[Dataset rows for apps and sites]
Segment Open

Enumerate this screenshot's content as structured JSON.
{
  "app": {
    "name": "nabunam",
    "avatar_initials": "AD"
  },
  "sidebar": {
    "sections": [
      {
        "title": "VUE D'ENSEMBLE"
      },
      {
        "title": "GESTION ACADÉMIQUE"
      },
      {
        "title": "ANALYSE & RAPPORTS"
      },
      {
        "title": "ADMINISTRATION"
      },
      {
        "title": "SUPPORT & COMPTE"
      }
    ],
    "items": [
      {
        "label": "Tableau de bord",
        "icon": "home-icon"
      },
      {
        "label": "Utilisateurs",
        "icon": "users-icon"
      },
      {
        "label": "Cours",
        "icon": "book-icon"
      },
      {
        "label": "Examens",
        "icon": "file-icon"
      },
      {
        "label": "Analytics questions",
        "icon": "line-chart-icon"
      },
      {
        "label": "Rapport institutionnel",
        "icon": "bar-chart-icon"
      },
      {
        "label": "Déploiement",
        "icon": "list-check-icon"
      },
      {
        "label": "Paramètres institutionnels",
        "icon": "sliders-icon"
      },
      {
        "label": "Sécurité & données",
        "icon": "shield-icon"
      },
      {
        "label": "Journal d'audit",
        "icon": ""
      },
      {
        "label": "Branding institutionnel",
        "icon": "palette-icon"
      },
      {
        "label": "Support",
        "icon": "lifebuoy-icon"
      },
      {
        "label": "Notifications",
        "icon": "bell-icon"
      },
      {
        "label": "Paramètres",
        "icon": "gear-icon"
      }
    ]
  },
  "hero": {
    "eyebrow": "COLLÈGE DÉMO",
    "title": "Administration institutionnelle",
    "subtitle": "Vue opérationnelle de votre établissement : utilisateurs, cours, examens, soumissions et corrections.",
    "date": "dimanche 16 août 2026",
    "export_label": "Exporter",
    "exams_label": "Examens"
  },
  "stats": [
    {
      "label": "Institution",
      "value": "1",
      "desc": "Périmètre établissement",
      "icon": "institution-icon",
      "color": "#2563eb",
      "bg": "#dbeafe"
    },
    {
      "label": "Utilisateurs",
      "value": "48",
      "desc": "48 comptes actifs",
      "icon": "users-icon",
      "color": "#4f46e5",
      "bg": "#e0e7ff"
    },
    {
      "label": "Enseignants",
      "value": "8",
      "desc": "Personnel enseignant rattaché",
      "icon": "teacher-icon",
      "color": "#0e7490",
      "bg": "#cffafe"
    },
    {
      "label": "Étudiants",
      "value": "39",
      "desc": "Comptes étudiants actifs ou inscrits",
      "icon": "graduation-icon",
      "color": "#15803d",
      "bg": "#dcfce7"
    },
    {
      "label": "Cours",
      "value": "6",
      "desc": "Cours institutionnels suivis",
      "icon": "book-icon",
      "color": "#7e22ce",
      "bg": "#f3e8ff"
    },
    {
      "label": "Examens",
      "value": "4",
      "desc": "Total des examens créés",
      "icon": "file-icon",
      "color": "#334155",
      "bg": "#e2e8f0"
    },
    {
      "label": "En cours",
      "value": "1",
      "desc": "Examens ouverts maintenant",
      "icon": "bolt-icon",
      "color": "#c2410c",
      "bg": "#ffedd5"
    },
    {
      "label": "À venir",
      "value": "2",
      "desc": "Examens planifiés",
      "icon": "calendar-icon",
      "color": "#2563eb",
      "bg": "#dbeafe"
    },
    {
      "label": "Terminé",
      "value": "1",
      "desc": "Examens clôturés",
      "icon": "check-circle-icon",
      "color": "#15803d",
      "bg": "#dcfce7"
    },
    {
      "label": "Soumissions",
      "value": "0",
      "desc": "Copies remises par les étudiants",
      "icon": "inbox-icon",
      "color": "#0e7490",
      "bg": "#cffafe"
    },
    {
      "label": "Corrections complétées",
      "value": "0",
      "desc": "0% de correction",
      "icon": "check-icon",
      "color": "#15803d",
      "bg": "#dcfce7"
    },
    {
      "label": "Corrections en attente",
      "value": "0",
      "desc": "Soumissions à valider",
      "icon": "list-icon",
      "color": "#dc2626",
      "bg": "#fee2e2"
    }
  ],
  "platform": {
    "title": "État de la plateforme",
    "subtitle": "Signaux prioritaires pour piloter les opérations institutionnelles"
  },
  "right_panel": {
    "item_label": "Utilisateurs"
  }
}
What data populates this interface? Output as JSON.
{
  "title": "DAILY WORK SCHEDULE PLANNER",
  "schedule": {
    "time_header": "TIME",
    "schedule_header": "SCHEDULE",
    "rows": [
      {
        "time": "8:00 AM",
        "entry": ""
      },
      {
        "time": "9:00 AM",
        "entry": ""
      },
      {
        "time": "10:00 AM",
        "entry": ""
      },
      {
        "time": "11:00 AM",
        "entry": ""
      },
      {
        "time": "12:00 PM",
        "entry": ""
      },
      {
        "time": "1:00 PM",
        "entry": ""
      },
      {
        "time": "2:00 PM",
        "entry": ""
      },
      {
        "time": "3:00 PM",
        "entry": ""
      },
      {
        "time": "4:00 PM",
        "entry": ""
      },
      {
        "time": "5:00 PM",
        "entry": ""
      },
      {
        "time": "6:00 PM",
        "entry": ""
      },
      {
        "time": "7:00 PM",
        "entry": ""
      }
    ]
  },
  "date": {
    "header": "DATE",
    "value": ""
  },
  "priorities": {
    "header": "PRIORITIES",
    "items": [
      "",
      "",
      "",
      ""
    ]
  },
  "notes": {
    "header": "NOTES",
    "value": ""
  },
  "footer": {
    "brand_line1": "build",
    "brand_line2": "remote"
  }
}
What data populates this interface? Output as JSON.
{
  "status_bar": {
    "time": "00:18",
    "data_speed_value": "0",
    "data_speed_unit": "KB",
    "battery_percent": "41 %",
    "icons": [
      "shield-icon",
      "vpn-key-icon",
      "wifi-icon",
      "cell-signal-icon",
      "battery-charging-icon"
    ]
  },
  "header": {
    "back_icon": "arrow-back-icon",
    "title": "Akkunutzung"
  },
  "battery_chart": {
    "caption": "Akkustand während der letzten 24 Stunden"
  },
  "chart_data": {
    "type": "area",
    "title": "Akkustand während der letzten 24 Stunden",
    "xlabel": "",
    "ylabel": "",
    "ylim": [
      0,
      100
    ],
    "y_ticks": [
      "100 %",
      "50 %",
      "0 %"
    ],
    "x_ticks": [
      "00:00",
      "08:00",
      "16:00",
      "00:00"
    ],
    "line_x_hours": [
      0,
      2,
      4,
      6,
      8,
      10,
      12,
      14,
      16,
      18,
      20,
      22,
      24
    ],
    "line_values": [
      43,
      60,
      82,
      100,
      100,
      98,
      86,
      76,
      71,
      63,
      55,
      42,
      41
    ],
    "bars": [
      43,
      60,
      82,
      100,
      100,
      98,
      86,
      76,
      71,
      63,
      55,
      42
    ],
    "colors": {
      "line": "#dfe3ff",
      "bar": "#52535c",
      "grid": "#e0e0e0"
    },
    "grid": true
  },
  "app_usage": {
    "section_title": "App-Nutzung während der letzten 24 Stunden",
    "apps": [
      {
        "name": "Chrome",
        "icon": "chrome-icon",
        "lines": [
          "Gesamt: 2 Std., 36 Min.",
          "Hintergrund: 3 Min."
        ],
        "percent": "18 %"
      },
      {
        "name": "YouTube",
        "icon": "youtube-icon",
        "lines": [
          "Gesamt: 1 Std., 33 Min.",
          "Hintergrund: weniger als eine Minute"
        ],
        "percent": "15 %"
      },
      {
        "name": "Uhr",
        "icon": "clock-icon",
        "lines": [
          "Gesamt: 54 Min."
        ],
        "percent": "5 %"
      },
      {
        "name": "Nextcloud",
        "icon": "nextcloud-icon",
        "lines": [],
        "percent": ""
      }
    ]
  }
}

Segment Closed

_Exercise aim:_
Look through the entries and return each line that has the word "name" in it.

_Exercise answer:_
    "name": "nabunam",
        "name": "Chrome",
        "name": "YouTube",
        "name": "Uhr",
        "name": "Nextcloud",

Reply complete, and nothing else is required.